Reconceptualizing this map from the inside-out makes all the difference.

(Join the discussion at www.facebook.com/reeducate. Get updates at www.twitter.com/reeducate.)

About these ads

Discussion

5 thoughts on “Why “who” is more important than “what”

  1. Hi Steve,

    I love devices like this map. So simple, and yet it signifies such a profound shift in the way we think about what it means to educate, I could not agree more; it is all about the WHO. From careful attentiveness to the question, who is this person, and what does he/she need from me, everything else will flow. Education will have meaning, relevance and intrinsic value. Imagine a system of education deeply rooted in authentic caring relationships.

    I spoke with Andy for a bit over the summer. I hope you have invited him to join us here at the Coop.

    Thanks for the post.

    Paul

    Posted by Paul Freedman | September 5, 2011, 3:10 am
  2. Here’s the Parker Palmer quote I am starting MY first faculty meeting with: “Education at its best – this profound human transaction called teaching and learning – is not just about getting information or getting a job. Education is about healing and wholeness. It is about empowerment, liberation, transcendence, about renewing the vitality of life. It is about finding and claiming ourselves and our place in the world.”

    Paul (sorry for the double comment : )

    Posted by Paul Freedman | September 5, 2011, 3:15 am
  3. Steve–I wholeheartedly agree with your model. We need to tune into the KIDS before launching headlong into the STANDARDS we are expected to teach them.

    Would love your perspective on Kidzmet’s platform for teachers. (Sample screenshot here: http://kidzmet.com/img/screen-captures/strengths-grid.png)

    Our goal is to give teachers both a “class picture” and “student snapshot” of their students’ MI interests/preferences, personality type and learning style preferences so that teachers can tailor lesson plans to their unique class make-ups and help struggling students more effectively by using entry points through which the kids appear to most enjoy learning.

    We’re building the site based on a resonance with Piaget’s (1981) position on affectivity, Renzulli/Ries (2009) perspectives on learning enjoyment, Jones/Jones (1981) perspective on teacher-student relationship quality and Christensen’s (2010) hypothesis that extrinsic & intrinsic motivation is a vital tool to help kids maximize their potential.
    :)

    Jen Lilienstein
    Founder
    Kidzmet.com
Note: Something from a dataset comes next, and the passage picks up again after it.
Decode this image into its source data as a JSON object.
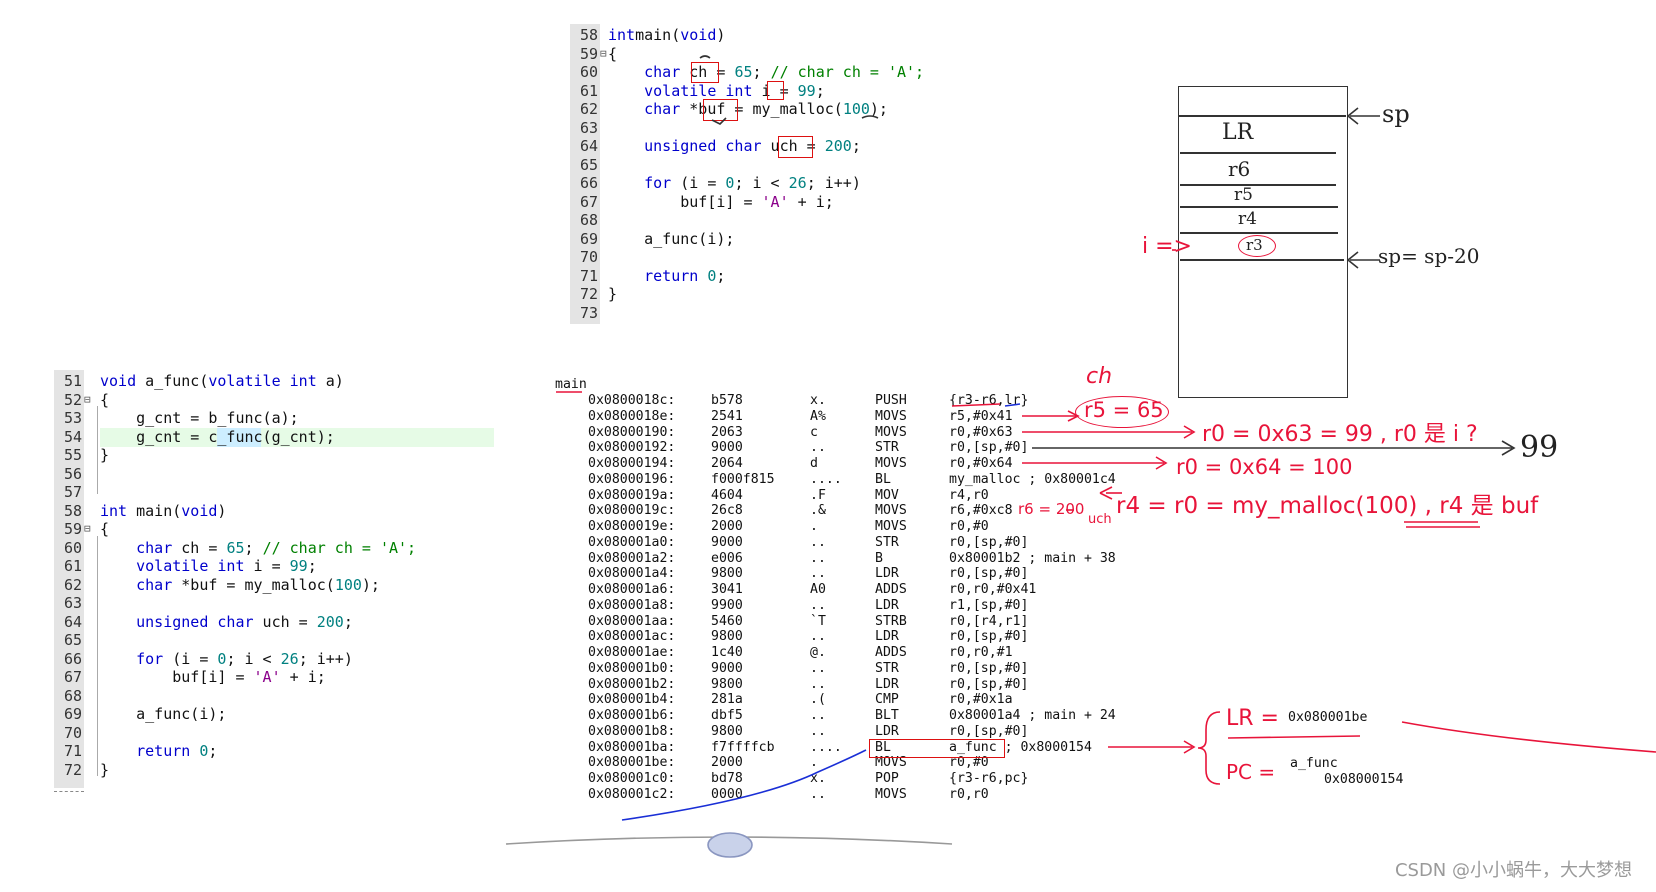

    Posted by kidzmet | September 6, 2011, 3:08 pm
  4. Steve, As usual, I find this very beautiful and moving–it makes me wish I worked at your school. Recently I was reading something David Loitz wrote about his visions and hopes for education, and this made me realize–and as your post points out–as a parent what I deeply, truly care about are the qualities of personhood in the teachers of my children–reflectiveness, intellectual appetite, flexibility, boldness–more than anything else.

    So how do you shoot the gap on accountability? How do you bring together the WHO with the RIGHT NOW in education at your school?

    Kirsten

    Posted by Kirsten | September 7, 2011, 11:54 am
  5. I’d love to adopt that organizer to offer kids for self-directed learning plans. Excellent share, Steve.

    Given a conversation I had with Kirsten today, I also want to write some about the “what” and “who” rationales for hiring – thanks for the added inspiration.

    All the best,
    C

    Posted by Chad Sansing | September 8, 2011, 7:08 pm

Join the Conversation

Fill in your details below or click an icon to log in:

WordPress.com Logo

You are commenting using your WordPress.com account. Log Out / Change )

Twitter picture

You are commenting using your Twitter account. Log Out / Change )

Facebook photo

You are commenting using your Facebook account. Log Out / Change )

Google+ photo

You are commenting using your Google+ account. Log Out / Change )

Connecting to %s

Enter your email address to subscribe to this blog and receive notifications of new posts by email.

Join 4,077 other followers

Comments are subject to moderation.

Follow

Get every new post delivered to your Inbox.

Join 4,077 other followers

%d bloggers like this: